<<<<

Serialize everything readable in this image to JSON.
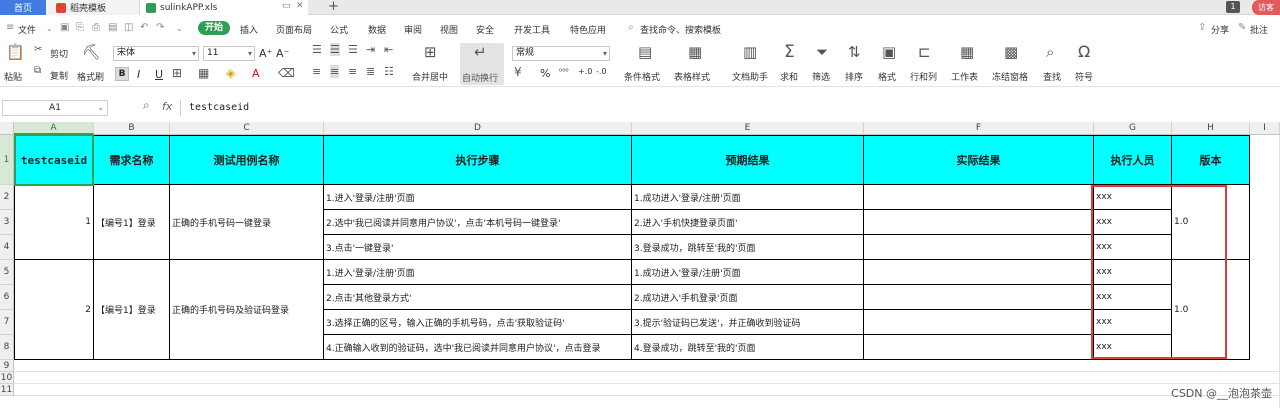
{
  "tabs": {
    "home": "首页",
    "template": "稻壳模板",
    "file": "sulinkAPP.xls",
    "new_tab": "+",
    "count_badge": "1",
    "visitor": "访客"
  },
  "menu": {
    "file": "文件",
    "start": "开始",
    "items": [
      "插入",
      "页面布局",
      "公式",
      "数据",
      "审阅",
      "视图",
      "安全",
      "开发工具",
      "特色应用"
    ],
    "search": "查找命令、搜索模板",
    "share": "分享",
    "comment": "批注"
  },
  "ribbon": {
    "paste": "粘贴",
    "cut": "剪切",
    "copy": "复制",
    "format_painter": "格式刷",
    "font_name": "宋体",
    "font_size": "11",
    "bold": "B",
    "italic": "I",
    "underline": "U",
    "merge_center": "合并居中",
    "auto_wrap": "自动换行",
    "number_format": "常规",
    "percent": "%",
    "conditional_format": "条件格式",
    "table_style": "表格样式",
    "doc_helper": "文档助手",
    "sum": "求和",
    "filter": "筛选",
    "sort": "排序",
    "format": "格式",
    "row_col": "行和列",
    "worksheet": "工作表",
    "freeze": "冻结窗格",
    "find": "查找",
    "symbol": "符号"
  },
  "formula_bar": {
    "cell_ref": "A1",
    "fx": "fx",
    "content": "testcaseid"
  },
  "columns": [
    "A",
    "B",
    "C",
    "D",
    "E",
    "F",
    "G",
    "H",
    "I"
  ],
  "rows": [
    "1",
    "2",
    "3",
    "4",
    "5",
    "6",
    "7",
    "8",
    "9",
    "10",
    "11"
  ],
  "sheet": {
    "headers": [
      "testcaseid",
      "需求名称",
      "测试用例名称",
      "执行步骤",
      "预期结果",
      "实际结果",
      "执行人员",
      "版本"
    ],
    "case1": {
      "id": "1",
      "requirement": "【编号1】登录",
      "name": "正确的手机号码一键登录",
      "steps": [
        "1.进入'登录/注册'页面",
        "2.选中'我已阅读并同意用户协议'，点击'本机号码一键登录'",
        "3.点击'一键登录'"
      ],
      "expected": [
        "1.成功进入'登录/注册'页面",
        "2.进入'手机快捷登录页面'",
        "3.登录成功，跳转至'我的'页面"
      ],
      "executor": [
        "xxx",
        "xxx",
        "xxx"
      ],
      "version": "1.0"
    },
    "case2": {
      "id": "2",
      "requirement": "【编号1】登录",
      "name": "正确的手机号码及验证码登录",
      "steps": [
        "1.进入'登录/注册'页面",
        "2.点击'其他登录方式'",
        "3.选择正确的区号，输入正确的手机号码，点击'获取验证码'",
        "4.正确输入收到的验证码，选中'我已阅读并同意用户协议'，点击登录"
      ],
      "expected": [
        "1.成功进入'登录/注册'页面",
        "2.成功进入'手机登录'页面",
        "3.提示'验证码已发送'，并正确收到验证码",
        "4.登录成功，跳转至'我的'页面"
      ],
      "executor": [
        "xxx",
        "xxx",
        "xxx",
        "xxx"
      ],
      "version": "1.0"
    }
  },
  "watermark": "CSDN @__泡泡茶壶",
  "colors": {
    "header_fill": "#00ffff",
    "accent": "#2f9e55",
    "highlight_box": "#e23b3b"
  }
}
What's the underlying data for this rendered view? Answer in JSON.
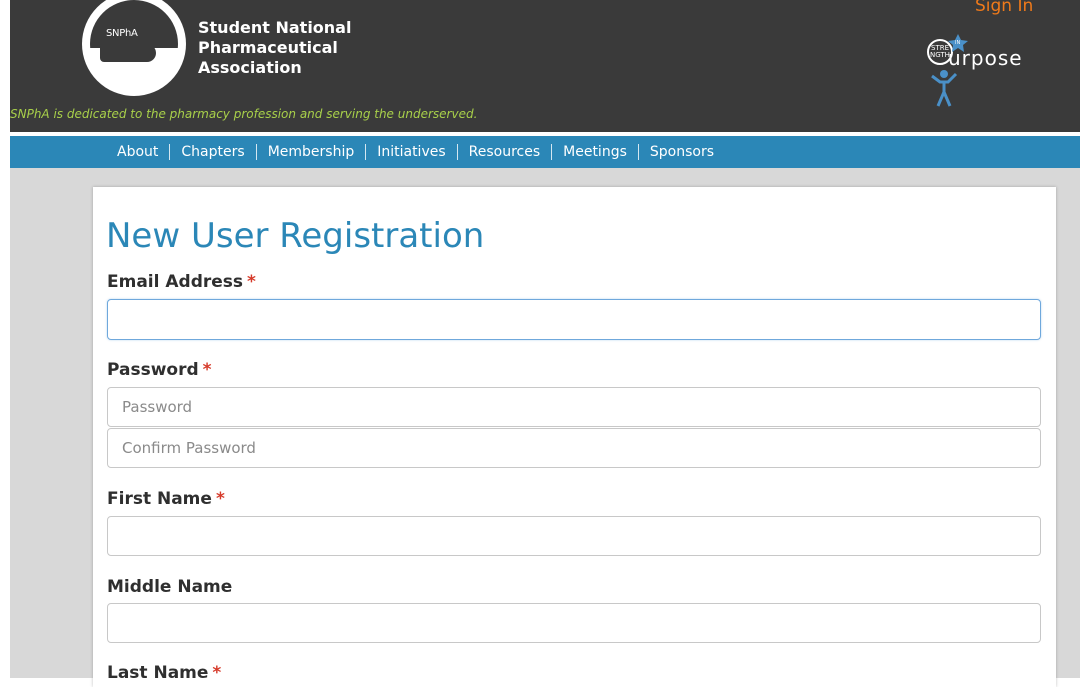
{
  "header": {
    "logo_text": "SNPhA",
    "org_name": [
      "Student National",
      "Pharmaceutical",
      "Association"
    ],
    "tagline": "SNPhA is dedicated to the pharmacy profession and serving the underserved.",
    "signin_label": "Sign In",
    "purpose_logo_text": "urpose"
  },
  "nav": {
    "items": [
      "About",
      "Chapters",
      "Membership",
      "Initiatives",
      "Resources",
      "Meetings",
      "Sponsors"
    ]
  },
  "form": {
    "title": "New User Registration",
    "required_marker": "*",
    "email_label": "Email Address",
    "email_value": "",
    "password_label": "Password",
    "password_placeholder": "Password",
    "confirm_password_placeholder": "Confirm Password",
    "first_name_label": "First Name",
    "first_name_value": "",
    "middle_name_label": "Middle Name",
    "middle_name_value": "",
    "last_name_label": "Last Name"
  },
  "colors": {
    "header_bg": "#3a3a3a",
    "nav_bg": "#2b87b7",
    "tagline": "#a8d04a",
    "signin": "#f07a1a",
    "title": "#2b87b7",
    "required": "#d63a2a"
  }
}
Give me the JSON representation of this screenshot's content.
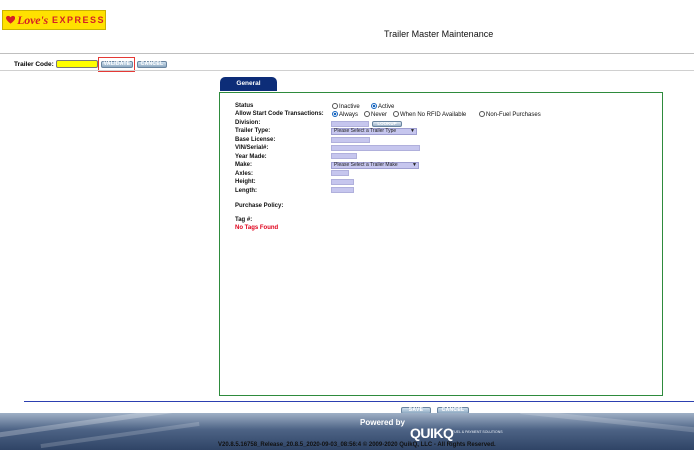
{
  "header": {
    "logo_brand": "Love's",
    "logo_express": "EXPRESS",
    "page_title": "Trailer Master Maintenance"
  },
  "trailer_code_bar": {
    "label": "Trailer Code:",
    "input_value": "",
    "validate_label": "VALIDATE",
    "cancel_label": "CANCEL"
  },
  "tabs": [
    {
      "label": "General",
      "active": true
    }
  ],
  "form": {
    "status": {
      "label": "Status",
      "options": [
        {
          "label": "Inactive",
          "selected": false
        },
        {
          "label": "Active",
          "selected": true
        }
      ]
    },
    "allow_start_code": {
      "label": "Allow Start Code Transactions:",
      "options": [
        {
          "label": "Always",
          "selected": true
        },
        {
          "label": "Never",
          "selected": false
        },
        {
          "label": "When No RFID Available",
          "selected": false
        },
        {
          "label": "Non-Fuel Purchases",
          "selected": false
        }
      ]
    },
    "division": {
      "label": "Division:",
      "value": "",
      "lookup_label": "LOOKUP"
    },
    "trailer_type": {
      "label": "Trailer Type:",
      "selected": "Please Select a Trailer Type"
    },
    "base_license": {
      "label": "Base License:",
      "value": ""
    },
    "vin_serial": {
      "label": "VIN/Serial#:",
      "value": ""
    },
    "year_made": {
      "label": "Year Made:",
      "value": ""
    },
    "make": {
      "label": "Make:",
      "selected": "Please Select a Trailer Make"
    },
    "axles": {
      "label": "Axles:",
      "value": ""
    },
    "height": {
      "label": "Height:",
      "value": ""
    },
    "length": {
      "label": "Length:",
      "value": ""
    },
    "purchase_policy": {
      "label": "Purchase Policy:"
    },
    "tag": {
      "label": "Tag #:",
      "empty_text": "No Tags Found"
    }
  },
  "bottom_actions": {
    "save_label": "SAVE",
    "cancel_label": "CANCEL"
  },
  "footer": {
    "powered_by": "Powered by",
    "quikq_logo": "QUIKQ",
    "quikq_tagline": "FUEL & PAYMENT SOLUTIONS",
    "version_text": "V20.8.5.16758_Release_20.8.5_2020-09-03_08:56:4 © 2009-2020 QuikQ, LLC - All Rights Reserved."
  },
  "colors": {
    "logo_yellow": "#ffe100",
    "brand_red": "#d51f26",
    "tab_navy": "#0d2d78",
    "panel_border_green": "#2e8b3d",
    "input_lavender": "#c6c6ee",
    "trailer_code_yellow": "#ffff00",
    "highlight_red": "#e53935",
    "error_red": "#e0001b"
  }
}
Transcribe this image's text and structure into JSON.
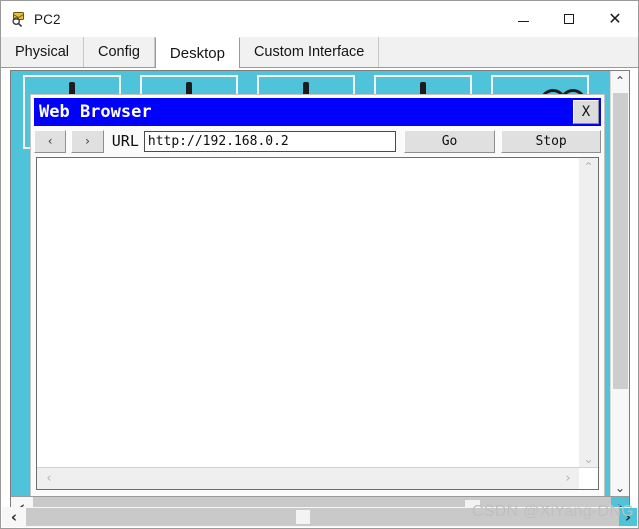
{
  "window": {
    "title": "PC2",
    "icon": "packet-tracer-device-icon",
    "controls": {
      "minimize": "—",
      "maximize": "□",
      "close": "✕"
    }
  },
  "tabs": [
    {
      "label": "Physical",
      "active": false
    },
    {
      "label": "Config",
      "active": false
    },
    {
      "label": "Desktop",
      "active": true
    },
    {
      "label": "Custom Interface",
      "active": false
    }
  ],
  "desktop": {
    "background_color": "#4ec3d9",
    "icons": [
      {
        "name": "desktop-icon-1"
      },
      {
        "name": "desktop-icon-2"
      },
      {
        "name": "desktop-icon-3"
      },
      {
        "name": "desktop-icon-4"
      },
      {
        "name": "desktop-icon-5"
      }
    ],
    "vscroll": {
      "up": "⌃",
      "down": "⌄"
    },
    "hscroll": {
      "left": "‹",
      "right": "›"
    }
  },
  "browser": {
    "title": "Web Browser",
    "title_bar_color": "#0000ff",
    "close_label": "X",
    "back_label": "‹",
    "forward_label": "›",
    "url_label": "URL",
    "url_value": "http://192.168.0.2",
    "url_placeholder": "http://",
    "go_label": "Go",
    "stop_label": "Stop",
    "page_content": "",
    "vscroll": {
      "up": "⌃",
      "down": "⌄"
    },
    "hscroll": {
      "left": "‹",
      "right": "›"
    }
  },
  "bottom_scrollbar": {
    "left_arrow": "‹",
    "right_arrow": "›"
  },
  "watermark": "CSDN @XiYang-DNG"
}
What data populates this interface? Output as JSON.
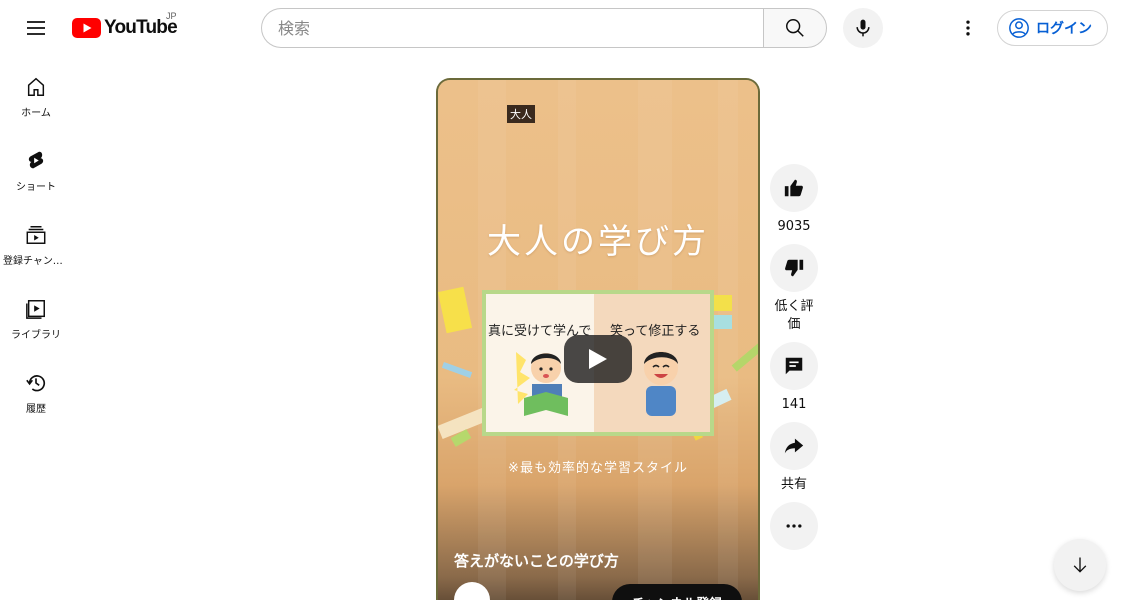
{
  "header": {
    "logo_text": "YouTube",
    "region": "JP",
    "search_placeholder": "検索",
    "login_label": "ログイン"
  },
  "sidebar": {
    "items": [
      {
        "label": "ホーム",
        "icon": "home-icon"
      },
      {
        "label": "ショート",
        "icon": "shorts-icon"
      },
      {
        "label": "登録チャンネル",
        "icon": "subscriptions-icon"
      },
      {
        "label": "ライブラリ",
        "icon": "library-icon"
      },
      {
        "label": "履歴",
        "icon": "history-icon"
      }
    ]
  },
  "video": {
    "badge": "大人",
    "main_title": "大人の学び方",
    "board_left": "真に受けて学んで",
    "board_right": "笑って修正する",
    "subtitle": "※最も効率的な学習スタイル",
    "title": "答えがないことの学び方",
    "subscribe_label": "チャンネル登録"
  },
  "actions": {
    "like_count": "9035",
    "dislike_label": "低く評価",
    "comment_count": "141",
    "share_label": "共有"
  },
  "colors": {
    "brand_red": "#ff0000",
    "link_blue": "#065fd4",
    "button_bg": "#f2f2f2"
  }
}
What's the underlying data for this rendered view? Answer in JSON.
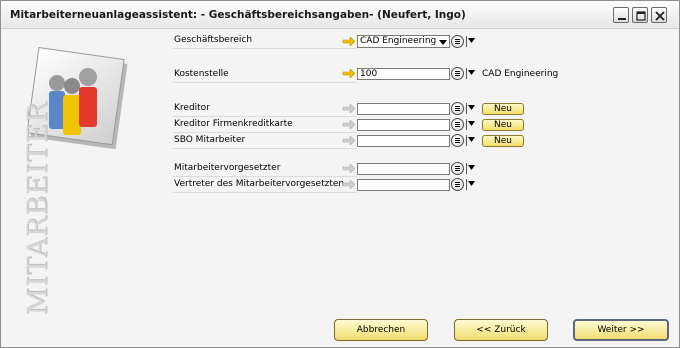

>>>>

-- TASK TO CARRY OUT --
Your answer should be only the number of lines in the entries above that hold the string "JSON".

-- ANSWER --
6